# INSTRUCTIONS FOR THE TASK:
The records are to be copied exactly and in full.
# # # # # # #
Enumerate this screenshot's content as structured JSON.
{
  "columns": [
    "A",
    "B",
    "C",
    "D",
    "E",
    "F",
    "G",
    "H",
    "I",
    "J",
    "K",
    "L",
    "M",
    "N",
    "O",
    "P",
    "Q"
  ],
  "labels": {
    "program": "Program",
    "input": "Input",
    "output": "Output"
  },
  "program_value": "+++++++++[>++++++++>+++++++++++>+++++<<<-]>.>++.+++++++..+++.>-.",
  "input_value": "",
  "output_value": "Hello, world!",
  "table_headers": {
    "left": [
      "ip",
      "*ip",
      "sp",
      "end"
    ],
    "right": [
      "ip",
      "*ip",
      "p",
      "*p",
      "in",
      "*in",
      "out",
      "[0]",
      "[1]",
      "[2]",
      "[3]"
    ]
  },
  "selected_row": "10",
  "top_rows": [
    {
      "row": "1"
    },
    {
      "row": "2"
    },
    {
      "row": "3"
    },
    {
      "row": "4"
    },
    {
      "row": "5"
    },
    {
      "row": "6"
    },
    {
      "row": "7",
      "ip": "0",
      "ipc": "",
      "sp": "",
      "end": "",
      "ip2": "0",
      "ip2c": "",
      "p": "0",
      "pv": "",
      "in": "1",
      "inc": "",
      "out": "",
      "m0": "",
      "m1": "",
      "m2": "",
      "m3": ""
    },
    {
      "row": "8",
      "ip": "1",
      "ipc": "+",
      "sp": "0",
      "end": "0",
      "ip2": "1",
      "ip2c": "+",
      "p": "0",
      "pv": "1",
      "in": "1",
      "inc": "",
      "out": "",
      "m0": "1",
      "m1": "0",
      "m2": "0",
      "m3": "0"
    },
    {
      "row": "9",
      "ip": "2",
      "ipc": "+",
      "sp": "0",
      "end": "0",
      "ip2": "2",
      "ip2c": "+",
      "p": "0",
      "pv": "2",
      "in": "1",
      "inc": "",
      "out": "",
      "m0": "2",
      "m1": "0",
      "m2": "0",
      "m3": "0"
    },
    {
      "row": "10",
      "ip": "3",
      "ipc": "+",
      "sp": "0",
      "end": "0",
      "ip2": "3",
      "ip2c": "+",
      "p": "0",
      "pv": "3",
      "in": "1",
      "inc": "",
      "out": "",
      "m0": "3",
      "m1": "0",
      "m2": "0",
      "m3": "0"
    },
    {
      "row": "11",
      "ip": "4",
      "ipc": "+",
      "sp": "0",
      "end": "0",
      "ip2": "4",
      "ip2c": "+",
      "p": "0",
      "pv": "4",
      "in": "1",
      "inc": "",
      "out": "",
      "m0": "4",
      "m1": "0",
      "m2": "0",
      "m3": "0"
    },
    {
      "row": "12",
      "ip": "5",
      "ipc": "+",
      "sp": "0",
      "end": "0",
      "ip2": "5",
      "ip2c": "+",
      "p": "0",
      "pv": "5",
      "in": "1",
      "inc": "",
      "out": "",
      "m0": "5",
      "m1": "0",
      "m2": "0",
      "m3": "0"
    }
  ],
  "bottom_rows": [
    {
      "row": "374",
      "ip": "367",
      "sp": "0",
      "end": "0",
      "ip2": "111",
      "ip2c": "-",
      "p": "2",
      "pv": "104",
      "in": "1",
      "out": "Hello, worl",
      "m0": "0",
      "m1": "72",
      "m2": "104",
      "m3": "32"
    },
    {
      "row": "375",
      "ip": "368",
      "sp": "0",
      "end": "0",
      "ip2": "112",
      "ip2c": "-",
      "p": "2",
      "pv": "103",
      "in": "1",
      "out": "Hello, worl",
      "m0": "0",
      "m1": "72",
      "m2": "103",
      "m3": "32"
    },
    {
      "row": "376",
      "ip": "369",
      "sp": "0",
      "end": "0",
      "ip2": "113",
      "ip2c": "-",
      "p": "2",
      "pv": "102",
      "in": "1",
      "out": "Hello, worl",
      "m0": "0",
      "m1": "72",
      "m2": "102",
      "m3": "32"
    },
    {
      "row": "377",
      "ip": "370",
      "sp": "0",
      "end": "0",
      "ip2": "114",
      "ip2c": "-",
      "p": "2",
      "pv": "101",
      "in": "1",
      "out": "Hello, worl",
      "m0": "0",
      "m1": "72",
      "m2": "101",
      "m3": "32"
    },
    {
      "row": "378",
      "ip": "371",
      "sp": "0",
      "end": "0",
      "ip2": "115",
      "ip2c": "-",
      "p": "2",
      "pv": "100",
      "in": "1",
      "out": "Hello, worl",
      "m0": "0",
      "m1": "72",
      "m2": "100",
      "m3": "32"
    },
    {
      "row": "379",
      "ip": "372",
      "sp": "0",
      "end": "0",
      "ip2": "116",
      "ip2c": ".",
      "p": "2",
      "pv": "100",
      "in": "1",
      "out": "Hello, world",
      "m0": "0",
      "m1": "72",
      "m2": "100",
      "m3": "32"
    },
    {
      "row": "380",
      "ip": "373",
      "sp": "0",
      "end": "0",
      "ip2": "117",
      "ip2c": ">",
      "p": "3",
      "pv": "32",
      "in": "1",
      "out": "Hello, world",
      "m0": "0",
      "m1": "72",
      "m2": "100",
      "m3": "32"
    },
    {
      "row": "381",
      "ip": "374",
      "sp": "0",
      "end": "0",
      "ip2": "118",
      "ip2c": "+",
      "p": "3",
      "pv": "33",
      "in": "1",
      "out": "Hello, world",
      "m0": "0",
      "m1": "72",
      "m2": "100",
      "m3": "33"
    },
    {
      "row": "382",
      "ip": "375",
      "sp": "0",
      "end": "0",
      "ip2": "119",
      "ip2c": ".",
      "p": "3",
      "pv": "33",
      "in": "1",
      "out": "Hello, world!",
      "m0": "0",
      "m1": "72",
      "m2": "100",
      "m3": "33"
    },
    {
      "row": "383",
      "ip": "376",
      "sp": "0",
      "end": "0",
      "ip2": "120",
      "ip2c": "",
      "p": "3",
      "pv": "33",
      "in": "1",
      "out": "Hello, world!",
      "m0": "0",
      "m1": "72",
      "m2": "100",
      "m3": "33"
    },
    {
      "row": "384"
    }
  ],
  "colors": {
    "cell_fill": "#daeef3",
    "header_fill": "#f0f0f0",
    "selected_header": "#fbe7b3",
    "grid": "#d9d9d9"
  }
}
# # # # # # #
# TASK ANSWER:
Enumerate this screenshot's content as structured JSON.
{
  "columns": [
    "A",
    "B",
    "C",
    "D",
    "E",
    "F",
    "G",
    "H",
    "I",
    "J",
    "K",
    "L",
    "M",
    "N",
    "O",
    "P",
    "Q"
  ],
  "labels": {
    "program": "Program",
    "input": "Input",
    "output": "Output"
  },
  "program_value": "+++++++++[>++++++++>+++++++++++>+++++<<<-]>.>++.+++++++..+++.>-.",
  "input_value": "",
  "output_value": "Hello, world!",
  "table_headers": {
    "left": [
      "ip",
      "*ip",
      "sp",
      "end"
    ],
    "right": [
      "ip",
      "*ip",
      "p",
      "*p",
      "in",
      "*in",
      "out",
      "[0]",
      "[1]",
      "[2]",
      "[3]"
    ]
  },
  "selected_row": "10",
  "top_rows": [
    {
      "row": "1"
    },
    {
      "row": "2"
    },
    {
      "row": "3"
    },
    {
      "row": "4"
    },
    {
      "row": "5"
    },
    {
      "row": "6"
    },
    {
      "row": "7",
      "ip": "0",
      "ipc": "",
      "sp": "",
      "end": "",
      "ip2": "0",
      "ip2c": "",
      "p": "0",
      "pv": "",
      "in": "1",
      "inc": "",
      "out": "",
      "m0": "",
      "m1": "",
      "m2": "",
      "m3": ""
    },
    {
      "row": "8",
      "ip": "1",
      "ipc": "+",
      "sp": "0",
      "end": "0",
      "ip2": "1",
      "ip2c": "+",
      "p": "0",
      "pv": "1",
      "in": "1",
      "inc": "",
      "out": "",
      "m0": "1",
      "m1": "0",
      "m2": "0",
      "m3": "0"
    },
    {
      "row": "9",
      "ip": "2",
      "ipc": "+",
      "sp": "0",
      "end": "0",
      "ip2": "2",
      "ip2c": "+",
      "p": "0",
      "pv": "2",
      "in": "1",
      "inc": "",
      "out": "",
      "m0": "2",
      "m1": "0",
      "m2": "0",
      "m3": "0"
    },
    {
      "row": "10",
      "ip": "3",
      "ipc": "+",
      "sp": "0",
      "end": "0",
      "ip2": "3",
      "ip2c": "+",
      "p": "0",
      "pv": "3",
      "in": "1",
      "inc": "",
      "out": "",
      "m0": "3",
      "m1": "0",
      "m2": "0",
      "m3": "0"
    },
    {
      "row": "11",
      "ip": "4",
      "ipc": "+",
      "sp": "0",
      "end": "0",
      "ip2": "4",
      "ip2c": "+",
      "p": "0",
      "pv": "4",
      "in": "1",
      "inc": "",
      "out": "",
      "m0": "4",
      "m1": "0",
      "m2": "0",
      "m3": "0"
    },
    {
      "row": "12",
      "ip": "5",
      "ipc": "+",
      "sp": "0",
      "end": "0",
      "ip2": "5",
      "ip2c": "+",
      "p": "0",
      "pv": "5",
      "in": "1",
      "inc": "",
      "out": "",
      "m0": "5",
      "m1": "0",
      "m2": "0",
      "m3": "0"
    }
  ],
  "bottom_rows": [
    {
      "row": "374",
      "ip": "367",
      "sp": "0",
      "end": "0",
      "ip2": "111",
      "ip2c": "-",
      "p": "2",
      "pv": "104",
      "in": "1",
      "out": "Hello, worl",
      "m0": "0",
      "m1": "72",
      "m2": "104",
      "m3": "32"
    },
    {
      "row": "375",
      "ip": "368",
      "sp": "0",
      "end": "0",
      "ip2": "112",
      "ip2c": "-",
      "p": "2",
      "pv": "103",
      "in": "1",
      "out": "Hello, worl",
      "m0": "0",
      "m1": "72",
      "m2": "103",
      "m3": "32"
    },
    {
      "row": "376",
      "ip": "369",
      "sp": "0",
      "end": "0",
      "ip2": "113",
      "ip2c": "-",
      "p": "2",
      "pv": "102",
      "in": "1",
      "out": "Hello, worl",
      "m0": "0",
      "m1": "72",
      "m2": "102",
      "m3": "32"
    },
    {
      "row": "377",
      "ip": "370",
      "sp": "0",
      "end": "0",
      "ip2": "114",
      "ip2c": "-",
      "p": "2",
      "pv": "101",
      "in": "1",
      "out": "Hello, worl",
      "m0": "0",
      "m1": "72",
      "m2": "101",
      "m3": "32"
    },
    {
      "row": "378",
      "ip": "371",
      "sp": "0",
      "end": "0",
      "ip2": "115",
      "ip2c": "-",
      "p": "2",
      "pv": "100",
      "in": "1",
      "out": "Hello, worl",
      "m0": "0",
      "m1": "72",
      "m2": "100",
      "m3": "32"
    },
    {
      "row": "379",
      "ip": "372",
      "sp": "0",
      "end": "0",
      "ip2": "116",
      "ip2c": ".",
      "p": "2",
      "pv": "100",
      "in": "1",
      "out": "Hello, world",
      "m0": "0",
      "m1": "72",
      "m2": "100",
      "m3": "32"
    },
    {
      "row": "380",
      "ip": "373",
      "sp": "0",
      "end": "0",
      "ip2": "117",
      "ip2c": ">",
      "p": "3",
      "pv": "32",
      "in": "1",
      "out": "Hello, world",
      "m0": "0",
      "m1": "72",
      "m2": "100",
      "m3": "32"
    },
    {
      "row": "381",
      "ip": "374",
      "sp": "0",
      "end": "0",
      "ip2": "118",
      "ip2c": "+",
      "p": "3",
      "pv": "33",
      "in": "1",
      "out": "Hello, world",
      "m0": "0",
      "m1": "72",
      "m2": "100",
      "m3": "33"
    },
    {
      "row": "382",
      "ip": "375",
      "sp": "0",
      "end": "0",
      "ip2": "119",
      "ip2c": ".",
      "p": "3",
      "pv": "33",
      "in": "1",
      "out": "Hello, world!",
      "m0": "0",
      "m1": "72",
      "m2": "100",
      "m3": "33"
    },
    {
      "row": "383",
      "ip": "376",
      "sp": "0",
      "end": "0",
      "ip2": "120",
      "ip2c": "",
      "p": "3",
      "pv": "33",
      "in": "1",
      "out": "Hello, world!",
      "m0": "0",
      "m1": "72",
      "m2": "100",
      "m3": "33"
    },
    {
      "row": "384"
    }
  ],
  "colors": {
    "cell_fill": "#daeef3",
    "header_fill": "#f0f0f0",
    "selected_header": "#fbe7b3",
    "grid": "#d9d9d9"
  }
}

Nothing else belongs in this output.